Monitoring and evaluation are important components of the work of the World Health Organization (WHO). The organization has put in place several mechanisms to monitor and evaluate its programs and activities, with the goal of ensuring that they are effective, efficient, and making a positive impact on global health.
One of the key ways that WHO monitors and evaluates its programs is through its performance management system. This system is designed to ensure that WHO staff are working effectively towards the organization’s goals and objectives, and that progress is being made towards achieving desired outcomes.
In addition to internal monitoring and evaluation, WHO also works with external partners to conduct independent evaluations of its programs and activities. These evaluations provide an objective assessment of WHO’s work and help to identify areas for improvement.
WHO also plays an important role in monitoring and evaluating global health trends and challenges. The organization collects and analyzes data on a wide range of health issues, including disease prevalence, health system performance, and access to essential health services. This data is used to inform WHO’s policy and programmatic work, and to advocate for greater investments in global health.
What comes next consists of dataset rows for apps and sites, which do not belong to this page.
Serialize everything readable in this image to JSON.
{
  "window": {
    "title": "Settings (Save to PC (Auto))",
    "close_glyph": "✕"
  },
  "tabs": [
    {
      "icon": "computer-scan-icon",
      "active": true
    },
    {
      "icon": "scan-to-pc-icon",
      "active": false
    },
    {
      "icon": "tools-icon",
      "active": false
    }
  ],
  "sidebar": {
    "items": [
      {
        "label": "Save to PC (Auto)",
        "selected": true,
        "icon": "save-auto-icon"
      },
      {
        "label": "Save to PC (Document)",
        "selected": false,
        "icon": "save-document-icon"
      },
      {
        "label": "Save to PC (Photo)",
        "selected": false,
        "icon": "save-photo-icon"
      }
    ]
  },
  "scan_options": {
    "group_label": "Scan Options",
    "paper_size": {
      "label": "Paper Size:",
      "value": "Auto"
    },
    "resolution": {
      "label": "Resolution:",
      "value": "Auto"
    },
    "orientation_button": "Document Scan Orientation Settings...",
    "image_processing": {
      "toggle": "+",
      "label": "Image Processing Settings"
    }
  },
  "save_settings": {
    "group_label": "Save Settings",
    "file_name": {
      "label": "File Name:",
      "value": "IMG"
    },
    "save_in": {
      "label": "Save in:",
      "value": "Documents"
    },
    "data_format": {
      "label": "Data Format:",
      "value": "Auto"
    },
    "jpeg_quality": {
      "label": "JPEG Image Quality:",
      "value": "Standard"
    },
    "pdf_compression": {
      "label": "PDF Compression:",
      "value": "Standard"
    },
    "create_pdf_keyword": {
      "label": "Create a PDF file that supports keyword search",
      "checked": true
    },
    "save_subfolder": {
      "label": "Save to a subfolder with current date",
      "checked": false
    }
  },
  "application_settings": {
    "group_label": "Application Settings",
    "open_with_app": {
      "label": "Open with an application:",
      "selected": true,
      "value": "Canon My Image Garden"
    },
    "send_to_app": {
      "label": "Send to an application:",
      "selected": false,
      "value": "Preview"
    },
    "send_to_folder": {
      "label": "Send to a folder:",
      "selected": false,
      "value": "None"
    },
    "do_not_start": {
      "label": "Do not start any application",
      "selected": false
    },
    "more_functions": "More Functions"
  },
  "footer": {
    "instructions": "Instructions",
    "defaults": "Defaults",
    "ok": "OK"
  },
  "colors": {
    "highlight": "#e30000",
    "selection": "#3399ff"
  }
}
Finally, WHO collaborates with national governments, non-governmental organizations, and other stakeholders to monitor and evaluate progress towards global health goals, such as the Sustainable Development Goals. By working together, these partners can identify areas where progress is being made, as well as areas where additional efforts are needed to improve health outcomes for all people.
To Conclude #
In conclusion, the WHO plays an important role in global health initiatives and its efforts should not be overlooked. The WHO is a leader in public health promotion, disease prevention and control, and policy development. It provides an important platform for countries to come together to discuss health issues and formulate strategies to address these issues. The organization strives to support the health needs of all people around the world, regardless of their location or economic status. With its mission of universal health coverage and its strong commitment to medical advancement and research, the WHO works diligently to promote global health and well-being.